Timing is important when suctioning. Performing the procedure for too long is not only uncomfortable, but it leaves the airway at risk for trauma and potentially serious side effects. For example, bradycardia is a sudden slowing of a person’s heart rate (below 60 beats per minute). It, along with related symptoms like fainting or lightheadedness, can be triggered if the suctioning equipment stimulates the vagus nerve. Patients with other conditions, such as cardiovascular issues, can have more serious reactions to bradycardia. Hypoxia, the absence of oxygen in bodily tissues, can also be risked with improper suctioning, particularly if the equipment is blocking the airway or the suctioning continues for too long.


Therefore, EMTs must be aware that they are suctioning at the appropriate cadence. Never suction longer than 15 seconds — and normally, suctioning should be performed at just a few seconds per attempt.


Improper positioning


Poor positioning prior to or during suctioning is another way to cause trauma, or it can lead to ineffectual suctioning that can cause bigger problems for a patient.


Patients in distress will attempt to assume a position of comfort, when possible, usually sitting up straight to maximize airflow and lung expansion. They may also use accessory muscles, appear agitated or frightened and, in extreme cases, be cyanotic (show blue or purple discoloration due to deficient oxygenation of the blood).


Before suctioning, EMTs can allow patients to assume the position of comfort, as long as there is no suspected trauma. For trauma patients, consider elevating or turning the backboard to assist respiratory efforts and protect the airway. And if the patient is unresponsive, position the airway using:


  • Head tilt-chin lift: Most common means of opening the airway in trauma patients.
  • Tongue-jaw lift: Effective means of opening the airway and checking for foreign body obstruction; not used during artificial ventilation.
    Jaw thrust: Used to open the airway in suspected trauma.




The goal of suctioning is to clear the airway, but sometimes it can introduce other dangers, such as harmful bacteria or viruses. This is most likely to occur if first responders or hospital personnel reuse equipment, fail to properly sterilize reusable equipment or do not wear protective gear.

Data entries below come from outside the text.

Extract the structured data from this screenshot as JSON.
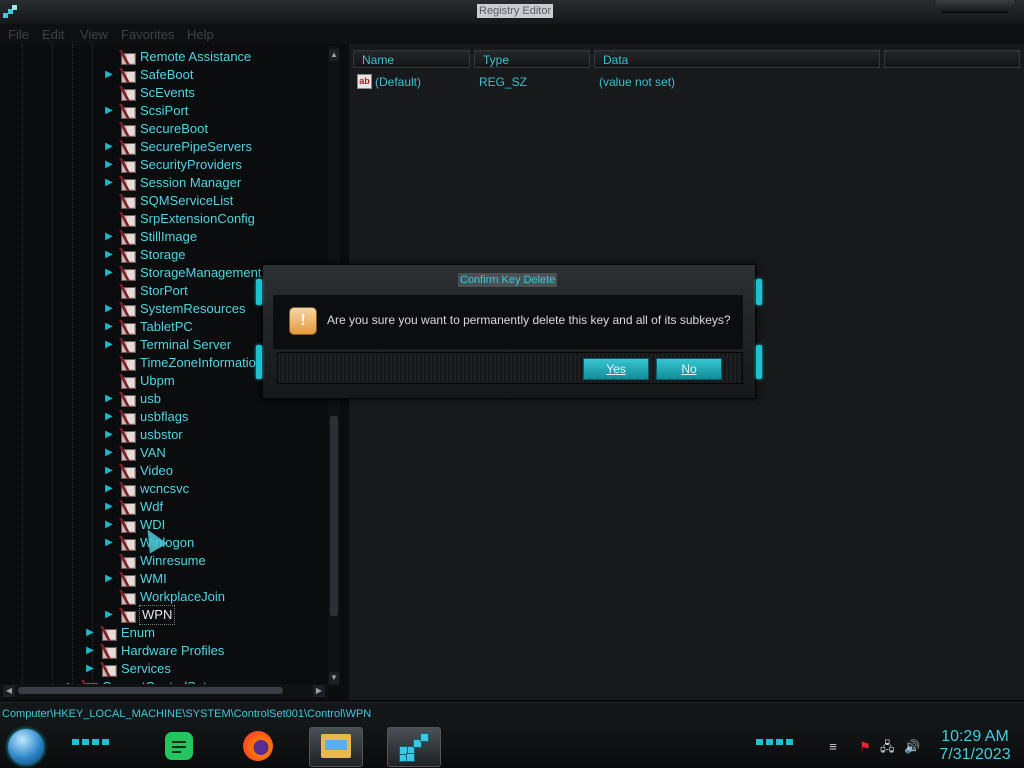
{
  "window": {
    "title": "Registry Editor"
  },
  "menu": [
    "File",
    "Edit",
    "View",
    "Favorites",
    "Help"
  ],
  "tree": {
    "items": [
      {
        "label": "Remote Assistance",
        "level": 2,
        "expandable": false
      },
      {
        "label": "SafeBoot",
        "level": 2,
        "expandable": true
      },
      {
        "label": "ScEvents",
        "level": 2,
        "expandable": false
      },
      {
        "label": "ScsiPort",
        "level": 2,
        "expandable": true
      },
      {
        "label": "SecureBoot",
        "level": 2,
        "expandable": false
      },
      {
        "label": "SecurePipeServers",
        "level": 2,
        "expandable": true
      },
      {
        "label": "SecurityProviders",
        "level": 2,
        "expandable": true
      },
      {
        "label": "Session Manager",
        "level": 2,
        "expandable": true
      },
      {
        "label": "SQMServiceList",
        "level": 2,
        "expandable": false
      },
      {
        "label": "SrpExtensionConfig",
        "level": 2,
        "expandable": false
      },
      {
        "label": "StillImage",
        "level": 2,
        "expandable": true
      },
      {
        "label": "Storage",
        "level": 2,
        "expandable": true
      },
      {
        "label": "StorageManagement",
        "level": 2,
        "expandable": true
      },
      {
        "label": "StorPort",
        "level": 2,
        "expandable": false
      },
      {
        "label": "SystemResources",
        "level": 2,
        "expandable": true
      },
      {
        "label": "TabletPC",
        "level": 2,
        "expandable": true
      },
      {
        "label": "Terminal Server",
        "level": 2,
        "expandable": true
      },
      {
        "label": "TimeZoneInformation",
        "level": 2,
        "expandable": false
      },
      {
        "label": "Ubpm",
        "level": 2,
        "expandable": false
      },
      {
        "label": "usb",
        "level": 2,
        "expandable": true
      },
      {
        "label": "usbflags",
        "level": 2,
        "expandable": true
      },
      {
        "label": "usbstor",
        "level": 2,
        "expandable": true
      },
      {
        "label": "VAN",
        "level": 2,
        "expandable": true
      },
      {
        "label": "Video",
        "level": 2,
        "expandable": true
      },
      {
        "label": "wcncsvc",
        "level": 2,
        "expandable": true
      },
      {
        "label": "Wdf",
        "level": 2,
        "expandable": true
      },
      {
        "label": "WDI",
        "level": 2,
        "expandable": true
      },
      {
        "label": "Winlogon",
        "level": 2,
        "expandable": true
      },
      {
        "label": "Winresume",
        "level": 2,
        "expandable": false
      },
      {
        "label": "WMI",
        "level": 2,
        "expandable": true
      },
      {
        "label": "WorkplaceJoin",
        "level": 2,
        "expandable": false
      },
      {
        "label": "WPN",
        "level": 2,
        "expandable": true,
        "selected": true
      },
      {
        "label": "Enum",
        "level": 1,
        "expandable": true
      },
      {
        "label": "Hardware Profiles",
        "level": 1,
        "expandable": true
      },
      {
        "label": "Services",
        "level": 1,
        "expandable": true
      },
      {
        "label": "CurrentControlSet",
        "level": 0,
        "expandable": true
      }
    ]
  },
  "list": {
    "columns": [
      "Name",
      "Type",
      "Data"
    ],
    "rows": [
      {
        "name": "(Default)",
        "type": "REG_SZ",
        "data": "(value not set)"
      }
    ]
  },
  "status_bar": {
    "path": "Computer\\HKEY_LOCAL_MACHINE\\SYSTEM\\ControlSet001\\Control\\WPN"
  },
  "dialog": {
    "title": "Confirm Key Delete",
    "message": "Are you sure you want to permanently delete this key and all of its subkeys?",
    "yes_label": "Yes",
    "no_label": "No"
  },
  "taskbar": {
    "apps": [
      "notes",
      "firefox",
      "file-explorer",
      "registry-editor"
    ],
    "active_app": "registry-editor"
  },
  "clock": {
    "time": "10:29 AM",
    "date": "7/31/2023"
  },
  "colors": {
    "accent": "#1fc0cf",
    "tree_text": "#4fd5e3",
    "background": "#0b0c0d"
  }
}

Additionally, airway trauma increases the risk of infection because open wounds are susceptible to dangerous microbes, especially when a patient already has an infection or aspirated.


Follow these steps following each shift to properly disinfect a suction unit and related equipment:

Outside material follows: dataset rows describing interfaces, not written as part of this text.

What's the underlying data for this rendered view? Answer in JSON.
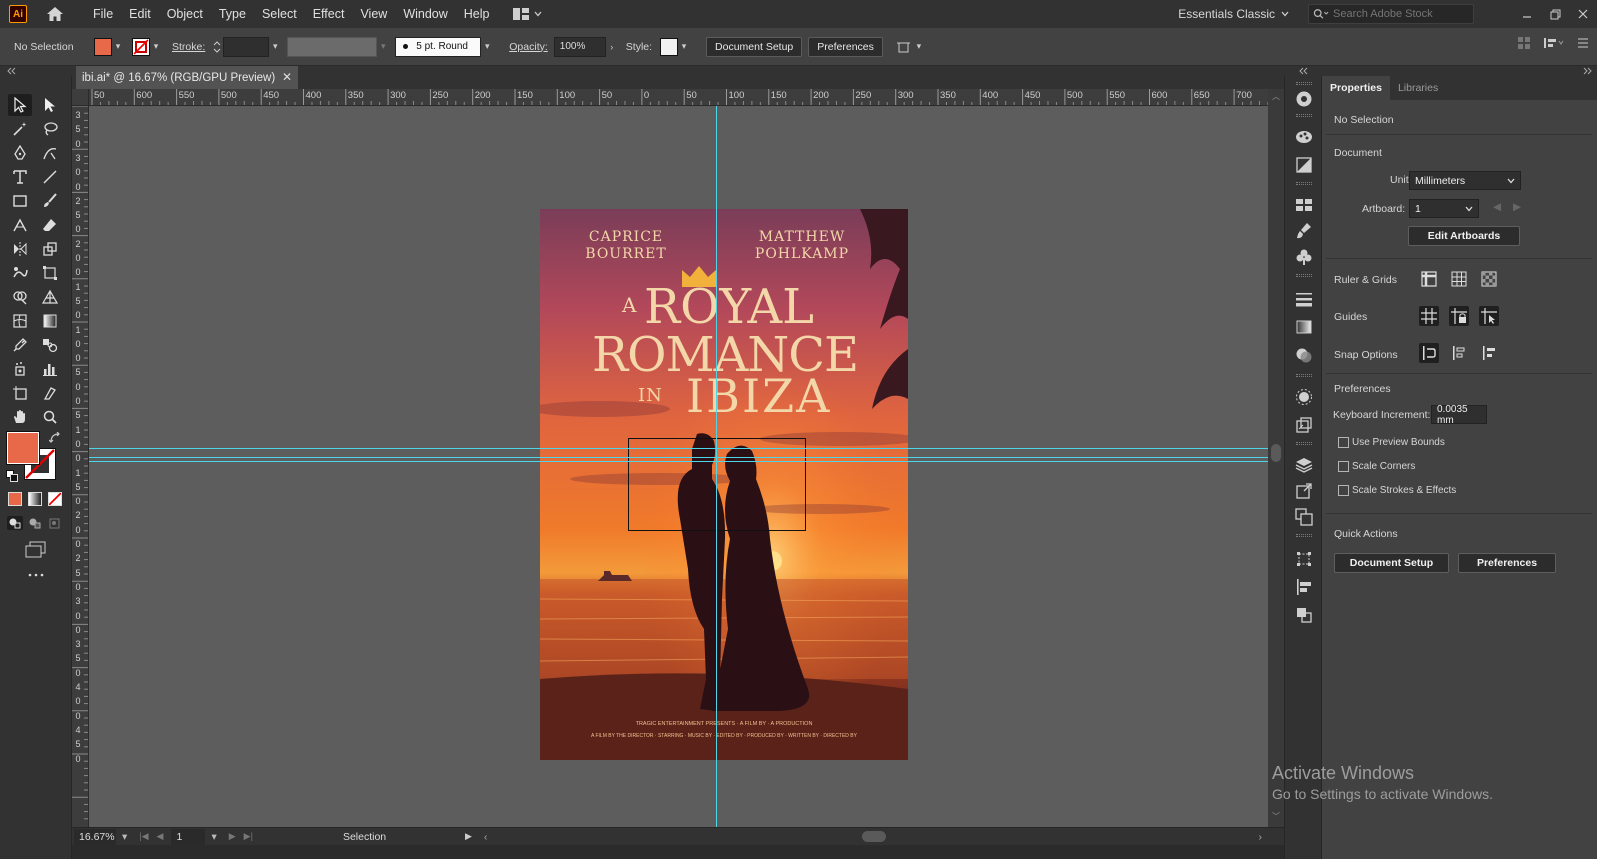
{
  "app": {
    "logo": "Ai",
    "menu": [
      "File",
      "Edit",
      "Object",
      "Type",
      "Select",
      "Effect",
      "View",
      "Window",
      "Help"
    ],
    "workspace": "Essentials Classic",
    "search_placeholder": "Search Adobe Stock"
  },
  "control": {
    "selection": "No Selection",
    "stroke_label": "Stroke:",
    "brush": "5 pt. Round",
    "opacity_label": "Opacity:",
    "opacity_value": "100%",
    "style_label": "Style:",
    "document_setup": "Document Setup",
    "preferences": "Preferences",
    "fill_color": "#e8694a"
  },
  "document": {
    "tab_title": "ibi.ai* @ 16.67% (RGB/GPU Preview)"
  },
  "ruler": {
    "h_labels": [
      "50",
      "600",
      "550",
      "500",
      "450",
      "400",
      "350",
      "300",
      "250",
      "200",
      "150",
      "100",
      "50",
      "0",
      "50",
      "100",
      "150",
      "200",
      "250",
      "300",
      "350",
      "400",
      "450",
      "500",
      "550",
      "600",
      "650",
      "700",
      "7"
    ],
    "v_labels": [
      "3",
      "5",
      "0",
      "3",
      "0",
      "0",
      "2",
      "5",
      "0",
      "2",
      "0",
      "0",
      "1",
      "5",
      "0",
      "1",
      "0",
      "0",
      "5",
      "0",
      "0",
      "5",
      "1",
      "0",
      "0",
      "1",
      "5",
      "0",
      "2",
      "0",
      "0",
      "2",
      "5",
      "0",
      "3",
      "0",
      "0",
      "3",
      "5",
      "0",
      "4",
      "0",
      "0",
      "4",
      "5",
      "0"
    ]
  },
  "poster": {
    "author_left_1": "CAPRICE",
    "author_left_2": "BOURRET",
    "author_right_1": "MATTHEW",
    "author_right_2": "POHLKAMP",
    "title_a": "A",
    "title_royal": "ROYAL",
    "title_romance": "ROMANCE",
    "title_in": "IN",
    "title_ibiza": "IBIZA",
    "credits_1": "TRAGIC ENTERTAINMENT PRESENTS · A FILM BY · A PRODUCTION",
    "credits_2": "A FILM BY THE DIRECTOR · STARRING · MUSIC BY · EDITED BY · PRODUCED BY · WRITTEN BY · DIRECTED BY"
  },
  "status": {
    "zoom": "16.67%",
    "artboard": "1",
    "tool": "Selection"
  },
  "properties": {
    "tabs": [
      "Properties",
      "Libraries"
    ],
    "selection": "No Selection",
    "document_heading": "Document",
    "units_label": "Units:",
    "units_value": "Millimeters",
    "artboard_label": "Artboard:",
    "artboard_value": "1",
    "edit_artboards": "Edit Artboards",
    "ruler_grids": "Ruler & Grids",
    "guides": "Guides",
    "snap_options": "Snap Options",
    "preferences_heading": "Preferences",
    "keyboard_increment_label": "Keyboard Increment:",
    "keyboard_increment_value": "0.0035 mm",
    "use_preview_bounds": "Use Preview Bounds",
    "scale_corners": "Scale Corners",
    "scale_strokes": "Scale Strokes & Effects",
    "quick_actions": "Quick Actions",
    "document_setup": "Document Setup",
    "preferences": "Preferences"
  },
  "watermark": {
    "line1": "Activate Windows",
    "line2": "Go to Settings to activate Windows."
  }
}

  • Disconnect the unit from its power source.
  • Disconnect the battery from the PC board when cleaning the interior chassis.
  • Discard all disposable parts, including the canister, tubing and catheters.
  • Dispose biohazardous materials appropriately.
  • Use a mild detergent or a mixture of bleach and water (1 part bleach/10 parts water) and rinse thoroughly.
  • Follow the instruction manual when disinfecting the mechanics of the unit.
  • Never submerge the suction unit.
  • Use disinfectant wipes to clean all outer surfaces, including control knobs, screens and handles.


Additionally, keep equipment in a clean and safe environment when not in use. For example, stay away from wet or high moisture areas, keep the unit free of dust and debris, and secure it within the rig to prevent damage (if using it as part of an ambulance).


Stay safe


Sometimes, a mistake cannot be avoided, and an accident is just that. For health care providers, however, those platitudes won’t suffice following a poor patient outcome. That’s why all those who work in emergency medicine, including those who regularly perform airway suctioning and maintenance, must take care to follow proper procedures, stay current on advances in their field and keep a calm, focused demeanor during crises. Medical errors will never be totally eliminated, but we can all do our part to reduce them.